The committee further defined its infections of focus according to the likelihood that the primary infection would be subacute or the infected person would be asymptomatic for days to years, and the adverse health outcome would begin months to years after infection. In such cases, diagnosis of the long-term adverse health outcome during military service in Asia would be unlikely, and such infections were candidates for in-depth review and conclusions. In contrast, military medical personnel would probably diagnose adverse health outcomes that are manifest during the acute illness or shortly after a person’s deployment.
Finally, the committee examined the likelihood that the candidate infections would have occurred specifically during military deployment to southwest and south-central Asia during the three operations in question. The risk of contracting the disease in the theater of operations must have been equal to or greater than the risk of contracting it in the United States. Moreover, given the natural history of the disease or infection, it must have been diagnosed in US troops in appropriate temporal relationship to deployment.

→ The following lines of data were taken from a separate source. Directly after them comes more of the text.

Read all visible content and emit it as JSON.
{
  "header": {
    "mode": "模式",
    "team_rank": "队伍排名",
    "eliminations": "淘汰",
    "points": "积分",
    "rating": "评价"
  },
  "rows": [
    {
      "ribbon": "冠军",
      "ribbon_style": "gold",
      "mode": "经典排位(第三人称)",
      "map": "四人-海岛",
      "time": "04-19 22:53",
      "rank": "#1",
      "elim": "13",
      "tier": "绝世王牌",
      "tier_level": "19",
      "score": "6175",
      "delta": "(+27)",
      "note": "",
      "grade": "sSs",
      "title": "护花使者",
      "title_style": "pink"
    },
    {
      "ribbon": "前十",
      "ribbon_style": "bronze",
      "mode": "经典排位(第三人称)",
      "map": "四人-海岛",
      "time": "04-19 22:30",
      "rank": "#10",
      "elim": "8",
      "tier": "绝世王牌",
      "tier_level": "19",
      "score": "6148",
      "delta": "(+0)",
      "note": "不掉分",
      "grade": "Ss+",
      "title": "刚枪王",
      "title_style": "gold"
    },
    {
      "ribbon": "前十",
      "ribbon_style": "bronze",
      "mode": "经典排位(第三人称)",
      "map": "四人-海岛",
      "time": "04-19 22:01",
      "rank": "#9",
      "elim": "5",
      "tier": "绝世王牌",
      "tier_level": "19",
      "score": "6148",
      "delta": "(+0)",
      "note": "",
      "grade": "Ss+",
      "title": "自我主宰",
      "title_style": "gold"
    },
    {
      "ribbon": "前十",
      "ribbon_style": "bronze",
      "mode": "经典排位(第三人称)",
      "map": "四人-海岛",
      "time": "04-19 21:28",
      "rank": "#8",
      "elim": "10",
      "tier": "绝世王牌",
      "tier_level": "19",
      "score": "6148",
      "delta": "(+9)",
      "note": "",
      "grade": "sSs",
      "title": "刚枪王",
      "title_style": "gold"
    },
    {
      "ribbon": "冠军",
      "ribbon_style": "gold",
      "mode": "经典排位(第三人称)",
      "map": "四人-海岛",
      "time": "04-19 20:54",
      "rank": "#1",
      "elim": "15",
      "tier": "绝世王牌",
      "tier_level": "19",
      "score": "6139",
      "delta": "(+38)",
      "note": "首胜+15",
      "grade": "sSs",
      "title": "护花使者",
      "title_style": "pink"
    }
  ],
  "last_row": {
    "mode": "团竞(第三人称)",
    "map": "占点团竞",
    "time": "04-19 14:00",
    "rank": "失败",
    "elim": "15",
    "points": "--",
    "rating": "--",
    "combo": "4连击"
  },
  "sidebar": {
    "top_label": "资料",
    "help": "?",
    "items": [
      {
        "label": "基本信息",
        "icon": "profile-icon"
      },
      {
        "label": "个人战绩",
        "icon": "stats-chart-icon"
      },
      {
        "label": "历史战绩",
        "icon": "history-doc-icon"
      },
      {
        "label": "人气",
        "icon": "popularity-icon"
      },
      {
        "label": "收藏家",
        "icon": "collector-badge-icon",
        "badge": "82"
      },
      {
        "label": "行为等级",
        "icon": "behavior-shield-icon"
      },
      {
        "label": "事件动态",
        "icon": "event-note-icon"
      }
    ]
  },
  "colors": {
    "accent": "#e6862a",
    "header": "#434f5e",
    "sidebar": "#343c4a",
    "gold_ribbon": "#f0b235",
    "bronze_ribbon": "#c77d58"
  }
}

By applying those criteria to the dozens of infectious diseases recognized initially, the committee identified the group that required in-depth evaluation and conclusions: brucellosis, Campylobacter infection, leishmaniasis, malaria, Q fever, salmonellosis, and shigellosis. Two other diseases did not meet all the criteria but still merited in-depth evaluation: tuberculosis and West Nile virus infection.
Tuberculosis (TB) could cause long-term adverse health outcomes in US troops and veterans deployed to southwest and south-central Asia, where TB is highly endemic. TB has a long history of activation and transmission in military settings. Moreover, about 2.5% of military personnel deployed to OEF and OIF and given predeployment and postdeployment skin tests for TB converted from negative to positive; that is, these troops acquired new TB infections during deployment.6 Therefore, although the committee found no published reports of active TB cases among the troops in question, conclusions about the long-term adverse health outcomes of TB infection are quite pertinent.
Unlike TB, West Nile virus (WNV) has been reported in troops deployed to southwest and south-central Asia, where the virus is endemic. The long-term adverse health outcomes associated with WNV infection are usually manifest during the acute illness—a characteristic that disqualified other diseases from comprehensive evaluation in this report. Nevertheless, dramatic changes in the epidemiology of WNV since the mid-1990s led the committee to make an exception for WNV and to review it in depth.
In addition, a small set of biologic agents, infections, and diseases that failed to meet the committee’s inclusion criteria nevertheless raised serious questions that merited discussion: Al Eskan disease, biowarfare agents, idiopathic acute eosinophilic pneumonia, mycoplasmal infection, and wound infection (including wound infection caused by Acinetobacter baumanii, the most notable pathogenic colonizer of wounds during OEF and OIF).
Conducting extensive searches of the biomedical and epidemiologic peer-reviewed literature on the diseases identified for study yielded about 20,000 potentially relevant